**ACTIVITY**
Copy the records below without altering a single word.

**ENTRIES PROVIDED**
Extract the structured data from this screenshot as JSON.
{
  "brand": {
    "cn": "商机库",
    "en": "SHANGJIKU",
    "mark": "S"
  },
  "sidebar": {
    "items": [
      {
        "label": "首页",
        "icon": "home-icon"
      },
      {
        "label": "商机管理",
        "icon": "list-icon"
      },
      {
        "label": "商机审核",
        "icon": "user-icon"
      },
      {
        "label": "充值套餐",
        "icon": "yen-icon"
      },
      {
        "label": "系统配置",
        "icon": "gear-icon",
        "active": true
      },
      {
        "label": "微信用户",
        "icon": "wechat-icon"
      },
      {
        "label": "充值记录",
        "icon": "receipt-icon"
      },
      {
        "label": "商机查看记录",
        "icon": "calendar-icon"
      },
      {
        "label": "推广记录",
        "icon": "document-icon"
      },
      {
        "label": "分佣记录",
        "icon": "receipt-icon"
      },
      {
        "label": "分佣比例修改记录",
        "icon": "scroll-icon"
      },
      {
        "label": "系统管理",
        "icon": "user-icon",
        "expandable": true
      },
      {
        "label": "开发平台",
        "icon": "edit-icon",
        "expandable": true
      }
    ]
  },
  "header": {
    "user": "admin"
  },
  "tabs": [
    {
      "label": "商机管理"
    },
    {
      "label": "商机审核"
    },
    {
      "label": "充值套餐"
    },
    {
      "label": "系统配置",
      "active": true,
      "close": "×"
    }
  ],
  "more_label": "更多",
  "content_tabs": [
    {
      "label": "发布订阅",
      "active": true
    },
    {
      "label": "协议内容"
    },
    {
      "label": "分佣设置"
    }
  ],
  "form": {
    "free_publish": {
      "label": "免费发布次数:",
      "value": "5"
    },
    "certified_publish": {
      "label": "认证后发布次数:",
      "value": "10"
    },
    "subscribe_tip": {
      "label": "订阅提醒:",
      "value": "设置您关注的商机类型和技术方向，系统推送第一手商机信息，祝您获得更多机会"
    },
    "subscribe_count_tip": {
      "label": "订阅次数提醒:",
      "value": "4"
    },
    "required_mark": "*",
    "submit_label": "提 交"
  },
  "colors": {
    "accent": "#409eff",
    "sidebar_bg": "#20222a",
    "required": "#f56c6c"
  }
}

**RESULT FOR THIS TASK**
Extract the structured data from this screenshot as JSON.
{
  "brand": {
    "cn": "商机库",
    "en": "SHANGJIKU",
    "mark": "S"
  },
  "sidebar": {
    "items": [
      {
        "label": "首页",
        "icon": "home-icon"
      },
      {
        "label": "商机管理",
        "icon": "list-icon"
      },
      {
        "label": "商机审核",
        "icon": "user-icon"
      },
      {
        "label": "充值套餐",
        "icon": "yen-icon"
      },
      {
        "label": "系统配置",
        "icon": "gear-icon",
        "active": true
      },
      {
        "label": "微信用户",
        "icon": "wechat-icon"
      },
      {
        "label": "充值记录",
        "icon": "receipt-icon"
      },
      {
        "label": "商机查看记录",
        "icon": "calendar-icon"
      },
      {
        "label": "推广记录",
        "icon": "document-icon"
      },
      {
        "label": "分佣记录",
        "icon": "receipt-icon"
      },
      {
        "label": "分佣比例修改记录",
        "icon": "scroll-icon"
      },
      {
        "label": "系统管理",
        "icon": "user-icon",
        "expandable": true
      },
      {
        "label": "开发平台",
        "icon": "edit-icon",
        "expandable": true
      }
    ]
  },
  "header": {
    "user": "admin"
  },
  "tabs": [
    {
      "label": "商机管理"
    },
    {
      "label": "商机审核"
    },
    {
      "label": "充值套餐"
    },
    {
      "label": "系统配置",
      "active": true,
      "close": "×"
    }
  ],
  "more_label": "更多",
  "content_tabs": [
    {
      "label": "发布订阅",
      "active": true
    },
    {
      "label": "协议内容"
    },
    {
      "label": "分佣设置"
    }
  ],
  "form": {
    "free_publish": {
      "label": "免费发布次数:",
      "value": "5"
    },
    "certified_publish": {
      "label": "认证后发布次数:",
      "value": "10"
    },
    "subscribe_tip": {
      "label": "订阅提醒:",
      "value": "设置您关注的商机类型和技术方向，系统推送第一手商机信息，祝您获得更多机会"
    },
    "subscribe_count_tip": {
      "label": "订阅次数提醒:",
      "value": "4"
    },
    "required_mark": "*",
    "submit_label": "提 交"
  },
  "colors": {
    "accent": "#409eff",
    "sidebar_bg": "#20222a",
    "required": "#f56c6c"
  }
}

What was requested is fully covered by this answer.